• Cecil B. DeMille

Ready for My deMille: Profiles in Excellence – Buddy Adler, 1958

Beginning in 1952 when the Cecil B. deMille Award was presented to its namesake visionary director, the Hollywood Foreign Press Association has awarded its most prestigious prize 66 times. From Walt Disney to Bette DavisElizabeth Taylor to Steven Spielberg and 62 others, the deMille has gone to luminaries – actors, directors, producers – who have left an indelible mark on Hollywood. Sometimes mistaken with a career achievement award, per HFPA statute, the deMille is more precisely bestowed for “outstanding contributions to the world of entertainment”. In this series, HFPA cognoscente and former president Philip Berk profiles deMille laureates through the years.

The short happy life of Buddy Adler. In fact, two years after he received the Cecil B. deMille award for lifetime achievement (the youngest recipient to receive this honor at the time) he succumbed at the age of 54.

From 1939 until 1943 he worked as a short subjects screenwriter at MGM, where one of his scripts for the popular Pete Smith Specialties won an Oscar as Best Short. He was drafted into the army where he rose to the rank of Lieutenant Colonel without the benefit of a commission. After the war, he returned to MGM where he was groomed as a producer, but it was Harry Cohn who finally gave him his first producer credit.

Although Columbia was considered a minor studio, it had won a handful of Best Picture Oscars and Adler fit in just nicely. Cohn had a number of stars under a short term contract, and Adler provided them with worthy projects starting with William Holden in The Dark Past, an unusual role for him which may have convinced Billy Wilder he could play Joe Gillis in Sunset Boulevard. He found two delightful properties for Rosalind Russell which marked her welcome return to comedy and gave Margaret Sullivan an Oscar-worthy role which turned out to be her last screen appearance, No Sad Songs for Me, and Loretta Young had a suspenseful role in Paula.

Contract players were also taken care of. John Derek fresh from playing Broderick Crawford’s son in Columbia’s Oscar winner All The King’s Men got his first starring role in Saturday’s Hero, and Crawford himself had one of his strongest roles in The Last of the Comanches. Incidentally, most of Adler’s Columbia films were directed by Rudolph Mate, a once-celebrated cinematographer who photographed the classic films of Carl Theodor Dreyer and Rene Clair.

His next two pictures, however, Salome with Rita Hayworth and From Here to Eternity, for which he earned his only Oscar, sealed his fate at the studio.
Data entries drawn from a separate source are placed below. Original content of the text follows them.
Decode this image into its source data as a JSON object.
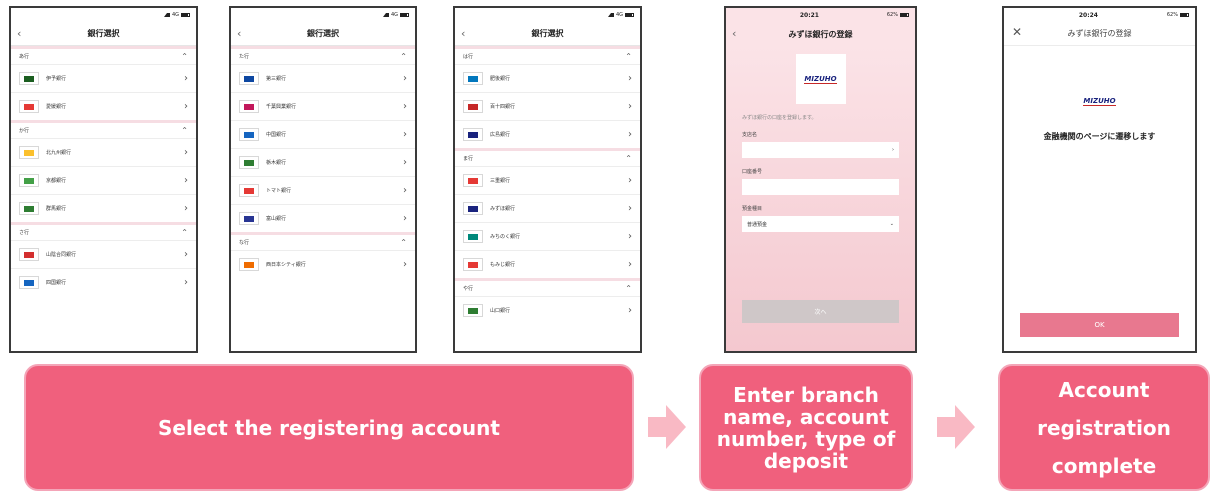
{
  "status": {
    "signal": "4G",
    "time4": "20:21",
    "time5": "20:24",
    "battery": "62%"
  },
  "screens": {
    "list1": {
      "title": "銀行選択",
      "sections": [
        {
          "label": "あ行",
          "banks": [
            {
              "name": "伊予銀行",
              "color": "#1b5e20"
            },
            {
              "name": "愛媛銀行",
              "color": "#e53935"
            }
          ]
        },
        {
          "label": "か行",
          "banks": [
            {
              "name": "北九州銀行",
              "color": "#fbc02d"
            },
            {
              "name": "京都銀行",
              "color": "#43a047"
            },
            {
              "name": "群馬銀行",
              "color": "#2e7d32"
            }
          ]
        },
        {
          "label": "さ行",
          "banks": [
            {
              "name": "山陰合同銀行",
              "color": "#d32f2f"
            },
            {
              "name": "四国銀行",
              "color": "#1565c0"
            }
          ]
        }
      ]
    },
    "list2": {
      "title": "銀行選択",
      "sections": [
        {
          "label": "た行",
          "banks": [
            {
              "name": "第三銀行",
              "color": "#0d47a1"
            },
            {
              "name": "千葉興業銀行",
              "color": "#c2185b"
            },
            {
              "name": "中国銀行",
              "color": "#1565c0"
            },
            {
              "name": "栃木銀行",
              "color": "#2e7d32"
            },
            {
              "name": "トマト銀行",
              "color": "#e53935"
            },
            {
              "name": "富山銀行",
              "color": "#283593"
            }
          ]
        },
        {
          "label": "な行",
          "banks": [
            {
              "name": "西日本シティ銀行",
              "color": "#ef6c00"
            }
          ]
        }
      ]
    },
    "list3": {
      "title": "銀行選択",
      "sections": [
        {
          "label": "は行",
          "banks": [
            {
              "name": "肥後銀行",
              "color": "#0277bd"
            },
            {
              "name": "百十四銀行",
              "color": "#c62828"
            },
            {
              "name": "広島銀行",
              "color": "#1a237e"
            }
          ]
        },
        {
          "label": "ま行",
          "banks": [
            {
              "name": "三重銀行",
              "color": "#e53935"
            },
            {
              "name": "みずほ銀行",
              "color": "#1a237e"
            },
            {
              "name": "みちのく銀行",
              "color": "#00897b"
            },
            {
              "name": "もみじ銀行",
              "color": "#e53935"
            }
          ]
        },
        {
          "label": "や行",
          "banks": [
            {
              "name": "山口銀行",
              "color": "#2e7d32"
            }
          ]
        }
      ]
    },
    "register": {
      "title": "みずほ銀行の登録",
      "logo": "MIZUHO",
      "description": "みずほ銀行の口座を登録します。",
      "branch_label": "支店名",
      "account_label": "口座番号",
      "deposit_label": "預金種目",
      "deposit_value": "普通預金",
      "next": "次へ"
    },
    "complete": {
      "title": "みずほ銀行の登録",
      "logo": "MIZUHO",
      "message": "金融機関のページに遷移します",
      "ok": "OK"
    }
  },
  "captions": {
    "step1": "Select the registering account",
    "step2": "Enter branch name, account number, type of deposit",
    "step3": "Account registration complete"
  },
  "colors": {
    "accent": "#f0607d",
    "arrow": "#f9b9c4",
    "ok_button": "#e8788f"
  }
}
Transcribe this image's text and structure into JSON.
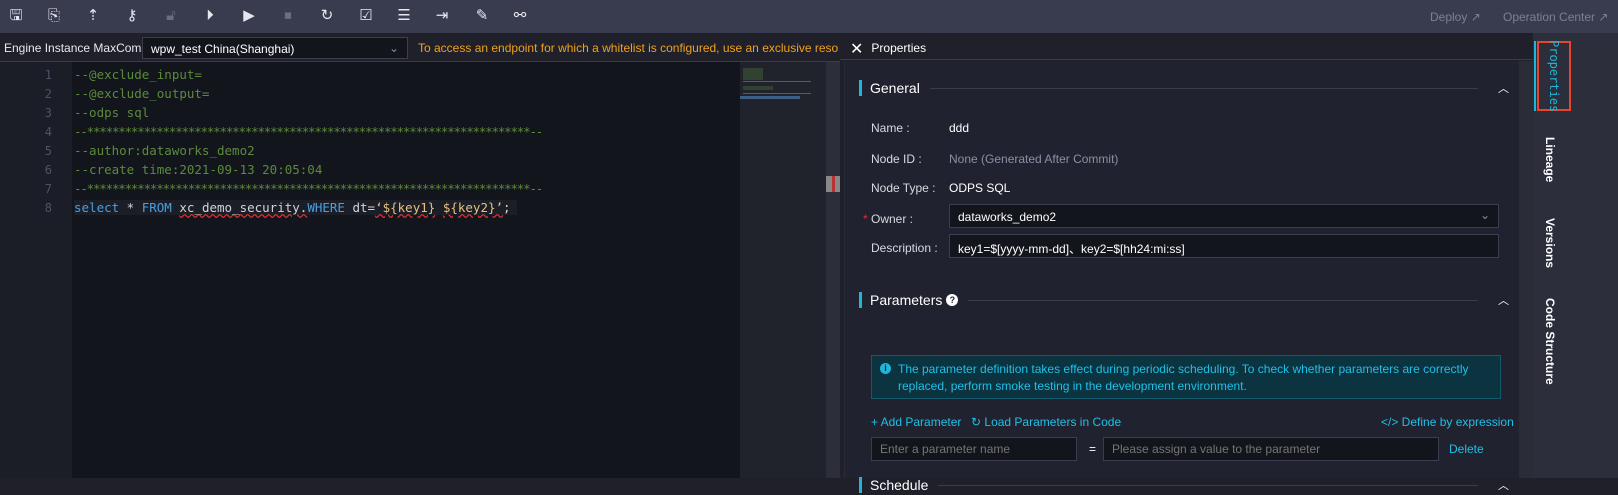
{
  "toolbar": {
    "icons": [
      "save-icon",
      "save-as-icon",
      "submit-icon",
      "steal-lock-icon",
      "unlock-icon",
      "run-icon",
      "run-with-params-icon",
      "stop-icon",
      "reload-icon",
      "format-icon",
      "properties-icon",
      "export-icon",
      "tools-icon",
      "lineage-icon"
    ],
    "deploy": "Deploy ↗",
    "operation_center": "Operation Center ↗"
  },
  "engine": {
    "label": "Engine Instance MaxCompute:",
    "value": "wpw_test China(Shanghai)",
    "warning": "To access an endpoint for which a whitelist is configured, use an exclusive resou"
  },
  "editor": {
    "lines": [
      "--@exclude_input=",
      "--@exclude_output=",
      "--odps sql",
      "--**********************************************************************--",
      "--author:dataworks_demo2",
      "--create time:2021-09-13 20:05:04",
      "--**********************************************************************--"
    ],
    "line8": {
      "k1": "select",
      "s1": " * ",
      "k2": "FROM",
      "s2": " ",
      "t1": "xc_demo_security.",
      "k3": "WHERE",
      "s3": " dt=",
      "q1": "‘${key1}",
      "s4": " ",
      "q2": "${key2}’",
      "end": ";"
    },
    "numbers": [
      "1",
      "2",
      "3",
      "4",
      "5",
      "6",
      "7",
      "8"
    ]
  },
  "properties": {
    "title": "Properties",
    "general": {
      "title": "General",
      "name_label": "Name :",
      "name": "ddd",
      "nodeid_label": "Node ID :",
      "nodeid": "None (Generated After Commit)",
      "type_label": "Node Type :",
      "type": "ODPS SQL",
      "owner_label": "Owner :",
      "owner": "dataworks_demo2",
      "desc_label": "Description :",
      "desc": "key1=$[yyyy-mm-dd]、key2=$[hh24:mi:ss]"
    },
    "parameters": {
      "title": "Parameters",
      "info": "The parameter definition takes effect during periodic scheduling. To check whether parameters are correctly replaced, perform smoke testing in the development environment.",
      "add": "+ Add Parameter",
      "load": "Load Parameters in Code",
      "define": "</> Define by expression",
      "name_placeholder": "Enter a parameter name",
      "eq": "=",
      "value_placeholder": "Please assign a value to the parameter",
      "delete": "Delete"
    },
    "schedule": {
      "title": "Schedule"
    }
  },
  "right_tabs": [
    "Properties",
    "Lineage",
    "Versions",
    "Code Structure"
  ],
  "colors": {
    "accent": "#1fb6d8",
    "warning": "#f1a11d",
    "highlight_box": "#e8452c"
  }
}
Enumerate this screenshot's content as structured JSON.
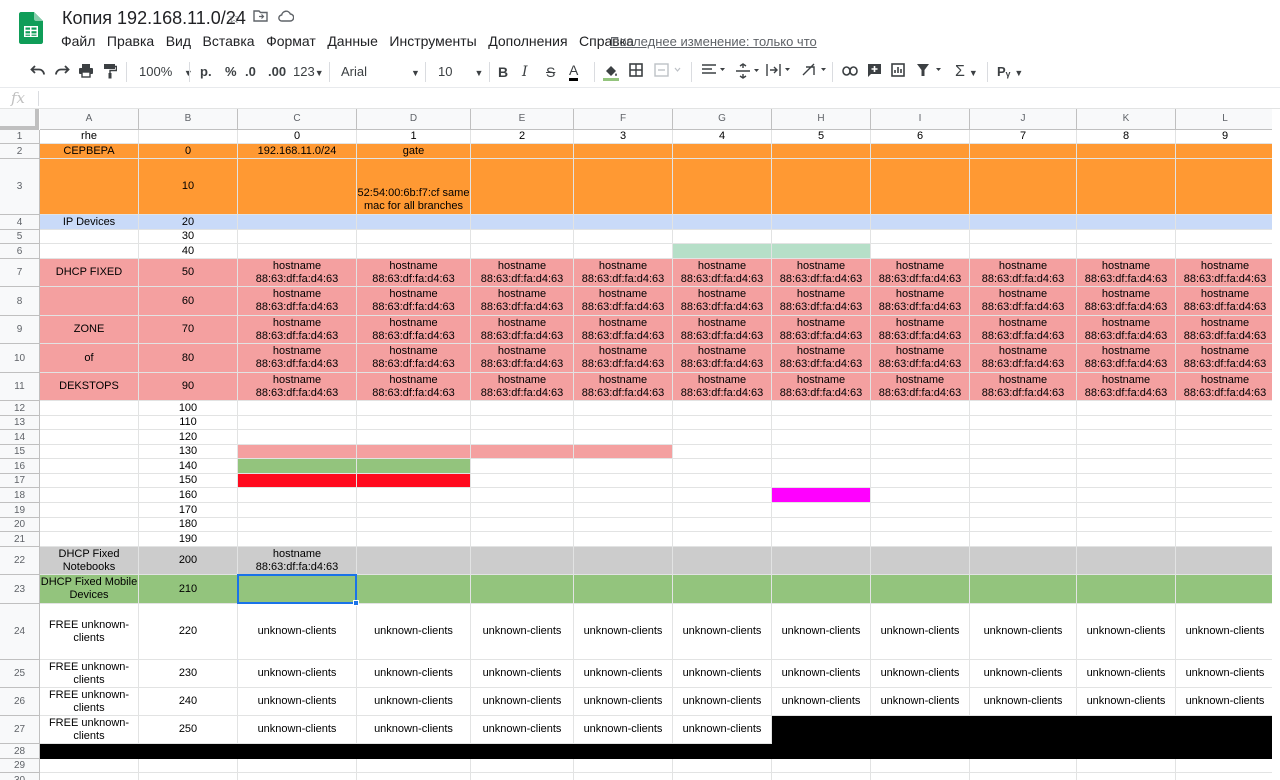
{
  "doc": {
    "title": "Копия 192.168.11.0/24",
    "last_edit": "Последнее изменение: только что"
  },
  "menu": [
    "Файл",
    "Правка",
    "Вид",
    "Вставка",
    "Формат",
    "Данные",
    "Инструменты",
    "Дополнения",
    "Справка"
  ],
  "toolbar": {
    "zoom": "100%",
    "currency": "р.",
    "percent": "%",
    "dec_less": ".0",
    "dec_more": ".00",
    "format_more": "123",
    "font": "Arial",
    "font_size": "10",
    "bold": "B",
    "italic": "I",
    "strike": "S",
    "text_color": "A",
    "input_tools": "Рᵧ"
  },
  "formula": {
    "fx": "fx",
    "value": ""
  },
  "columns": [
    "A",
    "B",
    "C",
    "D",
    "E",
    "F",
    "G",
    "H",
    "I",
    "J",
    "K",
    "L"
  ],
  "rows": [
    {
      "n": "1",
      "cells": [
        "rhe",
        "",
        "0",
        "1",
        "2",
        "3",
        "4",
        "5",
        "6",
        "7",
        "8",
        "9"
      ]
    },
    {
      "n": "2",
      "cells": [
        "СЕРВЕРА",
        "0",
        "192.168.11.0/24",
        "gate",
        "",
        "",
        "",
        "",
        "",
        "",
        "",
        ""
      ]
    },
    {
      "n": "3",
      "cells": [
        "",
        "10",
        "",
        "52:54:00:6b:f7:cf same mac for all branches",
        "",
        "",
        "",
        "",
        "",
        "",
        "",
        ""
      ]
    },
    {
      "n": "4",
      "cells": [
        "IP Devices",
        "20",
        "",
        "",
        "",
        "",
        "",
        "",
        "",
        "",
        "",
        ""
      ]
    },
    {
      "n": "5",
      "cells": [
        "",
        "30",
        "",
        "",
        "",
        "",
        "",
        "",
        "",
        "",
        "",
        ""
      ]
    },
    {
      "n": "6",
      "cells": [
        "",
        "40",
        "",
        "",
        "",
        "",
        "",
        "",
        "",
        "",
        "",
        ""
      ]
    },
    {
      "n": "7",
      "cells": [
        "DHCP FIXED",
        "50",
        "hostname 88:63:df:fa:d4:63",
        "hostname 88:63:df:fa:d4:63",
        "hostname 88:63:df:fa:d4:63",
        "hostname 88:63:df:fa:d4:63",
        "hostname 88:63:df:fa:d4:63",
        "hostname 88:63:df:fa:d4:63",
        "hostname 88:63:df:fa:d4:63",
        "hostname 88:63:df:fa:d4:63",
        "hostname 88:63:df:fa:d4:63",
        "hostname 88:63:df:fa:d4:63"
      ]
    },
    {
      "n": "8",
      "cells": [
        "",
        "60",
        "hostname 88:63:df:fa:d4:63",
        "hostname 88:63:df:fa:d4:63",
        "hostname 88:63:df:fa:d4:63",
        "hostname 88:63:df:fa:d4:63",
        "hostname 88:63:df:fa:d4:63",
        "hostname 88:63:df:fa:d4:63",
        "hostname 88:63:df:fa:d4:63",
        "hostname 88:63:df:fa:d4:63",
        "hostname 88:63:df:fa:d4:63",
        "hostname 88:63:df:fa:d4:63"
      ]
    },
    {
      "n": "9",
      "cells": [
        "ZONE",
        "70",
        "hostname 88:63:df:fa:d4:63",
        "hostname 88:63:df:fa:d4:63",
        "hostname 88:63:df:fa:d4:63",
        "hostname 88:63:df:fa:d4:63",
        "hostname 88:63:df:fa:d4:63",
        "hostname 88:63:df:fa:d4:63",
        "hostname 88:63:df:fa:d4:63",
        "hostname 88:63:df:fa:d4:63",
        "hostname 88:63:df:fa:d4:63",
        "hostname 88:63:df:fa:d4:63"
      ]
    },
    {
      "n": "10",
      "cells": [
        "of",
        "80",
        "hostname 88:63:df:fa:d4:63",
        "hostname 88:63:df:fa:d4:63",
        "hostname 88:63:df:fa:d4:63",
        "hostname 88:63:df:fa:d4:63",
        "hostname 88:63:df:fa:d4:63",
        "hostname 88:63:df:fa:d4:63",
        "hostname 88:63:df:fa:d4:63",
        "hostname 88:63:df:fa:d4:63",
        "hostname 88:63:df:fa:d4:63",
        "hostname 88:63:df:fa:d4:63"
      ]
    },
    {
      "n": "11",
      "cells": [
        "DEKSTOPS",
        "90",
        "hostname 88:63:df:fa:d4:63",
        "hostname 88:63:df:fa:d4:63",
        "hostname 88:63:df:fa:d4:63",
        "hostname 88:63:df:fa:d4:63",
        "hostname 88:63:df:fa:d4:63",
        "hostname 88:63:df:fa:d4:63",
        "hostname 88:63:df:fa:d4:63",
        "hostname 88:63:df:fa:d4:63",
        "hostname 88:63:df:fa:d4:63",
        "hostname 88:63:df:fa:d4:63"
      ]
    },
    {
      "n": "12",
      "cells": [
        "",
        "100",
        "",
        "",
        "",
        "",
        "",
        "",
        "",
        "",
        "",
        ""
      ]
    },
    {
      "n": "13",
      "cells": [
        "",
        "110",
        "",
        "",
        "",
        "",
        "",
        "",
        "",
        "",
        "",
        ""
      ]
    },
    {
      "n": "14",
      "cells": [
        "",
        "120",
        "",
        "",
        "",
        "",
        "",
        "",
        "",
        "",
        "",
        ""
      ]
    },
    {
      "n": "15",
      "cells": [
        "",
        "130",
        "",
        "",
        "",
        "",
        "",
        "",
        "",
        "",
        "",
        ""
      ]
    },
    {
      "n": "16",
      "cells": [
        "",
        "140",
        "",
        "",
        "",
        "",
        "",
        "",
        "",
        "",
        "",
        ""
      ]
    },
    {
      "n": "17",
      "cells": [
        "",
        "150",
        "",
        "",
        "",
        "",
        "",
        "",
        "",
        "",
        "",
        ""
      ]
    },
    {
      "n": "18",
      "cells": [
        "",
        "160",
        "",
        "",
        "",
        "",
        "",
        "",
        "",
        "",
        "",
        ""
      ]
    },
    {
      "n": "19",
      "cells": [
        "",
        "170",
        "",
        "",
        "",
        "",
        "",
        "",
        "",
        "",
        "",
        ""
      ]
    },
    {
      "n": "20",
      "cells": [
        "",
        "180",
        "",
        "",
        "",
        "",
        "",
        "",
        "",
        "",
        "",
        ""
      ]
    },
    {
      "n": "21",
      "cells": [
        "",
        "190",
        "",
        "",
        "",
        "",
        "",
        "",
        "",
        "",
        "",
        ""
      ]
    },
    {
      "n": "22",
      "cells": [
        "DHCP Fixed Notebooks",
        "200",
        "hostname 88:63:df:fa:d4:63",
        "",
        "",
        "",
        "",
        "",
        "",
        "",
        "",
        ""
      ]
    },
    {
      "n": "23",
      "cells": [
        "DHCP Fixed Mobile Devices",
        "210",
        "",
        "",
        "",
        "",
        "",
        "",
        "",
        "",
        "",
        ""
      ]
    },
    {
      "n": "24",
      "cells": [
        "FREE unknown-clients",
        "220",
        "unknown-clients",
        "unknown-clients",
        "unknown-clients",
        "unknown-clients",
        "unknown-clients",
        "unknown-clients",
        "unknown-clients",
        "unknown-clients",
        "unknown-clients",
        "unknown-clients"
      ]
    },
    {
      "n": "25",
      "cells": [
        "FREE unknown-clients",
        "230",
        "unknown-clients",
        "unknown-clients",
        "unknown-clients",
        "unknown-clients",
        "unknown-clients",
        "unknown-clients",
        "unknown-clients",
        "unknown-clients",
        "unknown-clients",
        "unknown-clients"
      ]
    },
    {
      "n": "26",
      "cells": [
        "FREE unknown-clients",
        "240",
        "unknown-clients",
        "unknown-clients",
        "unknown-clients",
        "unknown-clients",
        "unknown-clients",
        "unknown-clients",
        "unknown-clients",
        "unknown-clients",
        "unknown-clients",
        "unknown-clients"
      ]
    },
    {
      "n": "27",
      "cells": [
        "FREE unknown-clients",
        "250",
        "unknown-clients",
        "unknown-clients",
        "unknown-clients",
        "unknown-clients",
        "unknown-clients",
        "",
        "",
        "",
        "",
        ""
      ]
    },
    {
      "n": "28",
      "cells": [
        "",
        "",
        "",
        "",
        "",
        "",
        "",
        "",
        "",
        "",
        "",
        ""
      ]
    },
    {
      "n": "29",
      "cells": [
        "",
        "",
        "",
        "",
        "",
        "",
        "",
        "",
        "",
        "",
        "",
        ""
      ]
    },
    {
      "n": "30",
      "cells": [
        "",
        "",
        "",
        "",
        "",
        "",
        "",
        "",
        "",
        "",
        "",
        ""
      ]
    }
  ],
  "colors": {
    "orange": "#ff9933",
    "blue": "#c9daf8",
    "pink": "#f4a0a0",
    "light_green": "#b6dfc8",
    "green": "#93c47d",
    "red": "#ff0a1e",
    "magenta": "#ff00ff",
    "gray": "#cccccc",
    "black": "#000000",
    "selection": "#1a73e8"
  }
}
The first was a critical failure, but the second a huge success, which enabled him to leave the studio and take up residency at Twentieth Century Fox where he would be groomed as Darryl F. Zanuck’s eventual successor.

At Fox, bolstered by that Oscar win, he was able to attract Hollywood’s top stars, Clark Gable in Soldier of Fortune, Jennifer Jones and William Holden in Love Is a Many-Splendored Thing, Humphrey Bogart in The Left Hand of God, and Jane Russell in The Revolt of Mamie Stover.

And then when Love Is a Many-Splendored Thing became an Oscar contender and won a Golden Globe for Promoting Understanding, he set his sights on winning awards, and in subsequent years he provided nominations for Marilyn Monroe in Bus Stop (she was nominated for a Golden Globe as Best Actress) for Ingrid Bergman in Anastasia (she won both the Golden Globe and the Oscar as Best Actress), for Deborah Kerr and Robert Mitchum in Heaven Knows Mr. Allison (Kerr was nominated for a Golden Globe and Oscar as Best Actress) and for Eva Marie Saint in A Hatful of Rain (she was nominated for a Golden Globe as Best Actress) a film which reunited him with his From Here to Eternity director Fred Zinnemann.

In 1956 he assumed the job of running the studio and among the films the studio produced during his four years the most noteworthy are The King and I, Peyton Place, The Diary of Anne Frank, all Golden Globe and Oscar Best Picture nominees. But sadly to his discredit as the producer of Rodgers and Hammerstein’s immortal South Pacifiche allowed director Josh Logan to experiment with color and turn what should have been the year’s runaway box office smash into a sorry disappointment.

His final personal production, The Inn of Sixth Happiness, was a bloated prestige picture that not even Ingrid Bergman could rescue, although it won a Golden Globe for Promoting International Understanding.